── Dataset extract

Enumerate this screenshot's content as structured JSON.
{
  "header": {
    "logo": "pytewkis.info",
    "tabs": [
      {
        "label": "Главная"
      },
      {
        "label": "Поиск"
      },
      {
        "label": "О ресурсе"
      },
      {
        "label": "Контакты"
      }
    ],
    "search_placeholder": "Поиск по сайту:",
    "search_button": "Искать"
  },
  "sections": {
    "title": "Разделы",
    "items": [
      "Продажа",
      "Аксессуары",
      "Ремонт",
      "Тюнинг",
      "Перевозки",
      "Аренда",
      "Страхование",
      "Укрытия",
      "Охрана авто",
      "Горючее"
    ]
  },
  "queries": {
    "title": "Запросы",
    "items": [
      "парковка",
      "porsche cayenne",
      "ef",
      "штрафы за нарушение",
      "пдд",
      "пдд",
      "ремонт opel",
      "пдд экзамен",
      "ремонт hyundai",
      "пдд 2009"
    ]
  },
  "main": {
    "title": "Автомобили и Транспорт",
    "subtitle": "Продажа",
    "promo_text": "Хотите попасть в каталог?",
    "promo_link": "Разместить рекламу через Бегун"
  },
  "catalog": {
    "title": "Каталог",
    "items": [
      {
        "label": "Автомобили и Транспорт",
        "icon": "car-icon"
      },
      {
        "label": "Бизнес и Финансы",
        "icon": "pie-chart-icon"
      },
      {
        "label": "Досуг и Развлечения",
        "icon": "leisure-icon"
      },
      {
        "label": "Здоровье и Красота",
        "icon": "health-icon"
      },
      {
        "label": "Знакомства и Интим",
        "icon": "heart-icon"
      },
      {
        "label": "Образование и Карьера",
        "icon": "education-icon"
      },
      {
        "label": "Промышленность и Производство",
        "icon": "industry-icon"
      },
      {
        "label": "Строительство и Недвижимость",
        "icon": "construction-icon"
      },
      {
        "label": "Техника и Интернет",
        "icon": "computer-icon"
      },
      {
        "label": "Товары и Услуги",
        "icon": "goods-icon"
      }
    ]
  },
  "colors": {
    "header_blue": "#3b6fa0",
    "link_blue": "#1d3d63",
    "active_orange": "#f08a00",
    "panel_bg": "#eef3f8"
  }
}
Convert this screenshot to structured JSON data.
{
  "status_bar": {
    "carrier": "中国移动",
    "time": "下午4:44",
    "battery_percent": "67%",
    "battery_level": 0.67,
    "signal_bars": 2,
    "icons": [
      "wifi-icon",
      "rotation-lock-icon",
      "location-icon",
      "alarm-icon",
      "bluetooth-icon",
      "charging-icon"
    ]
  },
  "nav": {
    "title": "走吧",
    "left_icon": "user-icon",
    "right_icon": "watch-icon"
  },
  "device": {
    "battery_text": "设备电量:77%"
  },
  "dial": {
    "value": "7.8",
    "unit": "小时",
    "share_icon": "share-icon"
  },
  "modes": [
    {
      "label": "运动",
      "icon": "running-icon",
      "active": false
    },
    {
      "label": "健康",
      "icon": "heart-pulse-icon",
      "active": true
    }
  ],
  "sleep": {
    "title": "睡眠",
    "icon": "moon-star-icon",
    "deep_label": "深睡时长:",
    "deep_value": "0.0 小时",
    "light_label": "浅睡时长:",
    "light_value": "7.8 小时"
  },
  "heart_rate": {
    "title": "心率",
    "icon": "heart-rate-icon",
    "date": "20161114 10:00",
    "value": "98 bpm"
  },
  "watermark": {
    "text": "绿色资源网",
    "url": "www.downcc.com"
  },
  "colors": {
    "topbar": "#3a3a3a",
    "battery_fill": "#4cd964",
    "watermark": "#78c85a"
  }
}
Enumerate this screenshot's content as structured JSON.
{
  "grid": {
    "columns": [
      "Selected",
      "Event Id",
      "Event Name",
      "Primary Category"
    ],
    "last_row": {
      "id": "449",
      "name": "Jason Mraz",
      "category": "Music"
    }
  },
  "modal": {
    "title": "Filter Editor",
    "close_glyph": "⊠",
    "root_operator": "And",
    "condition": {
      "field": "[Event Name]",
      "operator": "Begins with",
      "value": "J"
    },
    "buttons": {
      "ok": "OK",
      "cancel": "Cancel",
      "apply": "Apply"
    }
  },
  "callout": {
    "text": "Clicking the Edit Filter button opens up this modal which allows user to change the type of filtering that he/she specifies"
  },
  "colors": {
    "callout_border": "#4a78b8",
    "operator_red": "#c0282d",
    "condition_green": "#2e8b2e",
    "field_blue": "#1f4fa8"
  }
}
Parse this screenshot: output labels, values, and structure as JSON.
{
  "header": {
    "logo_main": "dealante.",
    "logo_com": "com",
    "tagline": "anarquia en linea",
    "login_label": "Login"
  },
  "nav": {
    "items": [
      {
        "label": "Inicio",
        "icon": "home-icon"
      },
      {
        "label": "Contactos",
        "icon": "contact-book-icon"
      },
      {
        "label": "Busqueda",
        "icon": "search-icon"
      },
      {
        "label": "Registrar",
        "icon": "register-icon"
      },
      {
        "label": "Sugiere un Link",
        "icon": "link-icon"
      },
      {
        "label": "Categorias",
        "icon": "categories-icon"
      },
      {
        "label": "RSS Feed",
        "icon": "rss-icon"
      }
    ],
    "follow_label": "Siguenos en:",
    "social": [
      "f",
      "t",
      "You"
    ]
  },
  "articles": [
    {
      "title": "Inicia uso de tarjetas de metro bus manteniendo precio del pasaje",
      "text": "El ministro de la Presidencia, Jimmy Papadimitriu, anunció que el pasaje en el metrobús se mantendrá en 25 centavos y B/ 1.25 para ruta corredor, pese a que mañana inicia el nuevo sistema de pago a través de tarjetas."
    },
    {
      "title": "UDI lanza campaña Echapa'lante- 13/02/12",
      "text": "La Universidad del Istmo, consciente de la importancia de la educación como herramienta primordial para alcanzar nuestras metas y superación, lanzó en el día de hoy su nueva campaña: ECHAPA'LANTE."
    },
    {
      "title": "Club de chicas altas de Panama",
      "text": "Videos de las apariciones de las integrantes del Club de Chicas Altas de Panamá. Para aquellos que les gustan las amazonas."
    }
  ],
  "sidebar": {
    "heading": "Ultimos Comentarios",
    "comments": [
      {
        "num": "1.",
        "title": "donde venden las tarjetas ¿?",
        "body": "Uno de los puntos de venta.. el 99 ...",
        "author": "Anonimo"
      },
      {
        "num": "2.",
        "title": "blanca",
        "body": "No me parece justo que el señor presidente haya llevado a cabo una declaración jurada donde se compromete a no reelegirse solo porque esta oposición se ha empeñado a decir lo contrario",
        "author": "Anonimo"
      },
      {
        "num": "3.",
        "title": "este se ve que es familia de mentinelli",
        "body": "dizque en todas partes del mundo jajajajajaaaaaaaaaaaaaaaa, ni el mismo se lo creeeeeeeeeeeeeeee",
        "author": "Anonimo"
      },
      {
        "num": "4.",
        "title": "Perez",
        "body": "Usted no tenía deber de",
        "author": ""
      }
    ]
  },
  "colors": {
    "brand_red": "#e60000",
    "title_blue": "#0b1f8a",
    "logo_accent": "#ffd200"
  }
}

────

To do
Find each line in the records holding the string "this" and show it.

Reply to the task
Enumerate this screenshot's content as structured JSON.
Convert this screenshot to structured JSON data.
Enumerate this screenshot's content as structured JSON.
    "text": "Clicking the Edit Filter button opens up this modal which allows user to change the type of filtering that he/she specifies"
Parse this screenshot: output labels, values, and structure as JSON.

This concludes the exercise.